EXERCISE AIM:
Wherever the string "Always" appears in the records, return the line that holds it.
Top of DATA TO EXAMINE
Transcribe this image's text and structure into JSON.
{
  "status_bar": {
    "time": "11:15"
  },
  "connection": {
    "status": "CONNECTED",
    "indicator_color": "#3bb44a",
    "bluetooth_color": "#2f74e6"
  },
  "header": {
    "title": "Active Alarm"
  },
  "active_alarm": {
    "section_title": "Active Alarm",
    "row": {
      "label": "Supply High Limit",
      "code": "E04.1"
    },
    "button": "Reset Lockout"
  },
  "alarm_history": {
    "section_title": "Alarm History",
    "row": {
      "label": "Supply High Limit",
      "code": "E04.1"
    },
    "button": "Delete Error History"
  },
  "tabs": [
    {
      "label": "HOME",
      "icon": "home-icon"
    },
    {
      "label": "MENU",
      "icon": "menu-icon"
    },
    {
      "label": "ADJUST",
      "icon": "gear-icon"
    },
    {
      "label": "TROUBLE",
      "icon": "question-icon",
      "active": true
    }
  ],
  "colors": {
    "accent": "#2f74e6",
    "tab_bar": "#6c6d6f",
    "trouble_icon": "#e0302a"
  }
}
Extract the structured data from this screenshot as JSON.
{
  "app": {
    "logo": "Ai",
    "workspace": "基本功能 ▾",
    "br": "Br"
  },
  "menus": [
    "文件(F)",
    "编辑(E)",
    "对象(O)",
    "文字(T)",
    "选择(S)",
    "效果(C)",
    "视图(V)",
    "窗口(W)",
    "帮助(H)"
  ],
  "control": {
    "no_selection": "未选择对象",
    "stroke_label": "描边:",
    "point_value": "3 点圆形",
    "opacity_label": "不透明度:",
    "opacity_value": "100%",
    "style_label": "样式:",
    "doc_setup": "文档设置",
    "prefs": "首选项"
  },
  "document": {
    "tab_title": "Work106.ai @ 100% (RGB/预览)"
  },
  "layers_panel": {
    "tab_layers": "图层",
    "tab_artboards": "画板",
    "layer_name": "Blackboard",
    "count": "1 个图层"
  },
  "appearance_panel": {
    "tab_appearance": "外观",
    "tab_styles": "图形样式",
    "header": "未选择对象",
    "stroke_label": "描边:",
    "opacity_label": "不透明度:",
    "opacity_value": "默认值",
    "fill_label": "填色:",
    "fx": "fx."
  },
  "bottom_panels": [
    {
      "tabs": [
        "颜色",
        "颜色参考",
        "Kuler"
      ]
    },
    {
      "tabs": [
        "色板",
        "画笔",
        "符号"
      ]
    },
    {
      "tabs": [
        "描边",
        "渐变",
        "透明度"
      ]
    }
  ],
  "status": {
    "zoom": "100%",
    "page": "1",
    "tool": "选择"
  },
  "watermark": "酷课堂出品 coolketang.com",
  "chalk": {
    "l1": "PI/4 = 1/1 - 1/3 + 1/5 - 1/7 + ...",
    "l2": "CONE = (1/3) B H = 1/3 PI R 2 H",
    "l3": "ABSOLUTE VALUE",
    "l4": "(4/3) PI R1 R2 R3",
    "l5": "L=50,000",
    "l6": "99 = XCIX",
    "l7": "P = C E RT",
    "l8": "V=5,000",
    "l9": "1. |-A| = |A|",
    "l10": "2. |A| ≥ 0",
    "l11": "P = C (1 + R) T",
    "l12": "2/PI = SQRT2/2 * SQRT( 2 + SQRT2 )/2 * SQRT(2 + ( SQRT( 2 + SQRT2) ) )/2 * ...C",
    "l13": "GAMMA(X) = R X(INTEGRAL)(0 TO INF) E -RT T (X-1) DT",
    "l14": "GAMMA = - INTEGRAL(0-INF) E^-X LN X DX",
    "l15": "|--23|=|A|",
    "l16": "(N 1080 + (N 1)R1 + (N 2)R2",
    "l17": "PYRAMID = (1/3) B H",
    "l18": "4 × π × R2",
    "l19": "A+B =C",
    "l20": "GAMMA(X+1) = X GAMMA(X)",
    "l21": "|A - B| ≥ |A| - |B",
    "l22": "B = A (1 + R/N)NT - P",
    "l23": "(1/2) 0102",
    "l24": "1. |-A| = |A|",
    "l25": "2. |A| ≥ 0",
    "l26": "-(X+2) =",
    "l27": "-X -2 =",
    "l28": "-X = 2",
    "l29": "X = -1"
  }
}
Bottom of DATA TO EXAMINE
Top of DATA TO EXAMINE
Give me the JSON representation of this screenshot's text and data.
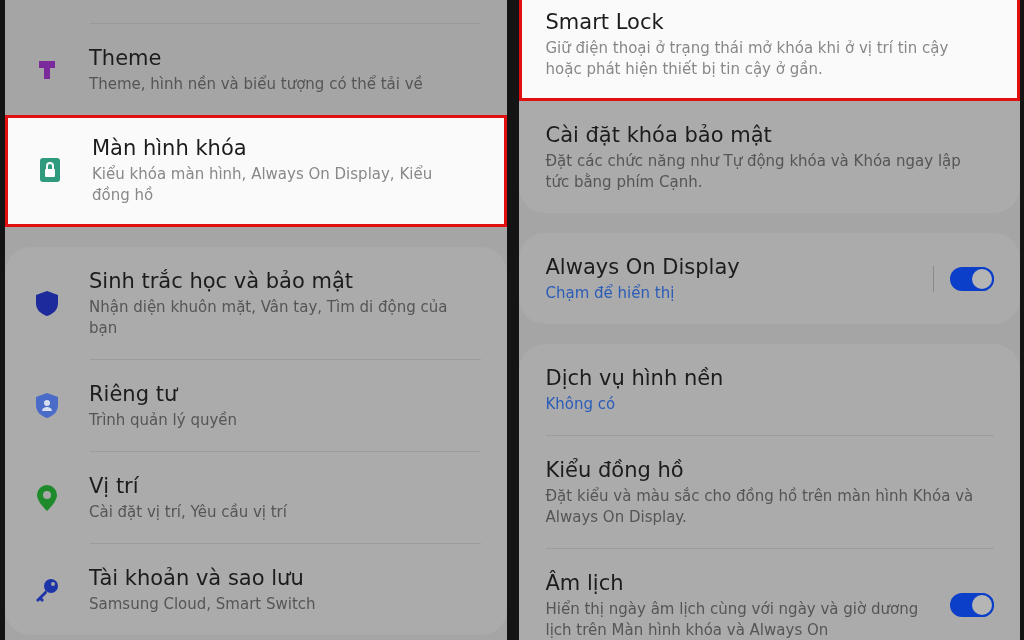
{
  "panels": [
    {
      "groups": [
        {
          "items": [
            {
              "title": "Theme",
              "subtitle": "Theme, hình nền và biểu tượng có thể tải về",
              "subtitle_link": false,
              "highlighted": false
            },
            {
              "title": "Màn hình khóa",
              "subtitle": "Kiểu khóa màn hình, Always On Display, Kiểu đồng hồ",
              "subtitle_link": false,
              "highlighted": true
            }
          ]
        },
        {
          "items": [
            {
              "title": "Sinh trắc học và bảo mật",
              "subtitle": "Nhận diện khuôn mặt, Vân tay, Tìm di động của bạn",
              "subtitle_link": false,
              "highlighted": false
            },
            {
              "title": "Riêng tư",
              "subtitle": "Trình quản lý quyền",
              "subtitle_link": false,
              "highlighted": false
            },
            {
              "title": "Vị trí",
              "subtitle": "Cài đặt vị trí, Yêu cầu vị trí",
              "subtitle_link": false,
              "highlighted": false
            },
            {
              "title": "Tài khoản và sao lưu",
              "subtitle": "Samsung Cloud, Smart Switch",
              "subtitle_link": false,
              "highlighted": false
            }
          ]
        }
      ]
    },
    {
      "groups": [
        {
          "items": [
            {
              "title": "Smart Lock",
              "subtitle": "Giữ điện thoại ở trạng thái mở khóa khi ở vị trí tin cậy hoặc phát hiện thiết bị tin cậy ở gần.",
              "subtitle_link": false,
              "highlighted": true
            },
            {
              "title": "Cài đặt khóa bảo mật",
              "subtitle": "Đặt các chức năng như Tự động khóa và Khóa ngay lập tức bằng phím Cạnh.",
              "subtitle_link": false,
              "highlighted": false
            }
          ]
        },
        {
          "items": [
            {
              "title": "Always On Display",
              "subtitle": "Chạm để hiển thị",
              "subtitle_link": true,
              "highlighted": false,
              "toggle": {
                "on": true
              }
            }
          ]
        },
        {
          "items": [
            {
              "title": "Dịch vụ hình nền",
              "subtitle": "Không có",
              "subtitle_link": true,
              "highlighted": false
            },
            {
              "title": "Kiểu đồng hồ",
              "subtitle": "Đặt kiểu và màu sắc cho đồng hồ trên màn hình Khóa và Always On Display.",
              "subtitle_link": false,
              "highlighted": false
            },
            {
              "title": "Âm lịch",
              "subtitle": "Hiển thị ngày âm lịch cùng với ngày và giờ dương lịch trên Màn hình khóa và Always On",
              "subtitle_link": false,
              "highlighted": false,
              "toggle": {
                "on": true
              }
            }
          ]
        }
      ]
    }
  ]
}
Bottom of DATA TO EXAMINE
ANSWER TO THE EXERCISE:
              "subtitle": "Kiểu khóa màn hình, Always On Display, Kiểu đồng hồ",
              "title": "Always On Display",
              "subtitle": "Đặt kiểu và màu sắc cho đồng hồ trên màn hình Khóa và Always On Display.",
              "subtitle": "Hiển thị ngày âm lịch cùng với ngày và giờ dương lịch trên Màn hình khóa và Always On",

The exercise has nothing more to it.